The four Sunni schools concur that if there is a single residuary without any sharers, he will inherit the whole heritage, and in the presence of a sharer he will take the remainder after the sharer has taken his share. If there is no residuary, according to the Maliki and the Shafi'i schools, the excess will escheat to the bayt al-mal, and according to the Hanafi and the Hanbali schools it goes to the sharers by way of 'return' (radd), and the estate will not escheat to the bayt al-mal in the absence of sharers, residuaries and distant kindred.

The Residuaries From the Imami Viewpoint

The Imamiyyah do not recognize these three different kinds of residuaries and limit the heirs to 'sharers' and 'residuaries' without differentiating between male and female residuaries. Hence, a single son is entitled to the whole estate; a single daughter and a single sister too are similarly entitled.

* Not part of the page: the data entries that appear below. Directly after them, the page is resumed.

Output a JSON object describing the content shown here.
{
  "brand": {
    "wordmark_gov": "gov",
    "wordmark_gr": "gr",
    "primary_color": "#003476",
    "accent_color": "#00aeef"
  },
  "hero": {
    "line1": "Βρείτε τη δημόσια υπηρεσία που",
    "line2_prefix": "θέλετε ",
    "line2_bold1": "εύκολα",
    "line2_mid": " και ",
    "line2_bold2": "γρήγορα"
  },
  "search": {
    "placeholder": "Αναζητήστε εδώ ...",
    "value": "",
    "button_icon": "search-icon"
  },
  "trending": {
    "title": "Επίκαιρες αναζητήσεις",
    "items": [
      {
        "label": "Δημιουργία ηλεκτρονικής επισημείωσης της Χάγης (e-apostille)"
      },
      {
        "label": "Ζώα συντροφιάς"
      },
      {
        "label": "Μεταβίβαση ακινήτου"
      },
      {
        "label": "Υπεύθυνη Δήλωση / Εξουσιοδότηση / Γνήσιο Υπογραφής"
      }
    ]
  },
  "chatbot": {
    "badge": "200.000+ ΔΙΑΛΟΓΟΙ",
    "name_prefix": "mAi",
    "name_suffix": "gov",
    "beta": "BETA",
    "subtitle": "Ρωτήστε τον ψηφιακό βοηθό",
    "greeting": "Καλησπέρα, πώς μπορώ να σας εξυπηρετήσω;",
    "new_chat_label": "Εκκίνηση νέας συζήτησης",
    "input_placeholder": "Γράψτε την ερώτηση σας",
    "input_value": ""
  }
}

They classify the heirs, both males and females, into three categories:

1. Parents and children, how lowsoever.

2. Brothers and sisters (and their children), how lowsoever, and grandparents, both paternal and maternal, how highsoever.

3. Paternal and maternal uncles and aunts and their children.4

Whenever there exists a male or a female heir in the higher category, it will prevent all others belonging to the lower category from inheriting, whereas in the opinion of all the other schools these different categories may combine and inherit together, and at times all the three categories may inherit together, such as a mother along with a uterine sister and a full paternal uncle, in which case the mother receives one-third, the sister one-sixth, and the uncle the remainder.

  • 1. 'Abd al-Muta'al al-asa’idi, al-Mirath fi al-Shari 'at al-'lsllimiyyah, 5th ed., p. 14.
  • 2. 'Asabiyyah is of two types, related to nasab or sabab, and by sabab is meant the wila' of the manumitter and his children.
  • 3. A single daughter and daughters, according to the Imamiyyah inherit as sharers as well as by 'return,' similarly, a single sister and sisters. But a son's daughter/daughters take the share of the person through whom they are related, that is the son.
  • 4. These three categories of heirs are natural, because there is no intermediary between the decedent and his/her parents and children; hence they belong to the first category. Subsequently, after them, come the brothers/sisters and the grandparents, because they are related to the decedent through a single intermediary, the parents; hence, they belong to the second category. After them is the category of the paternal and maternal uncles/aunts, because they are related to the decedent through two intermediaries, i.e. the grandfather or the grandmother, and the father or the mother; hence they belong to the third category.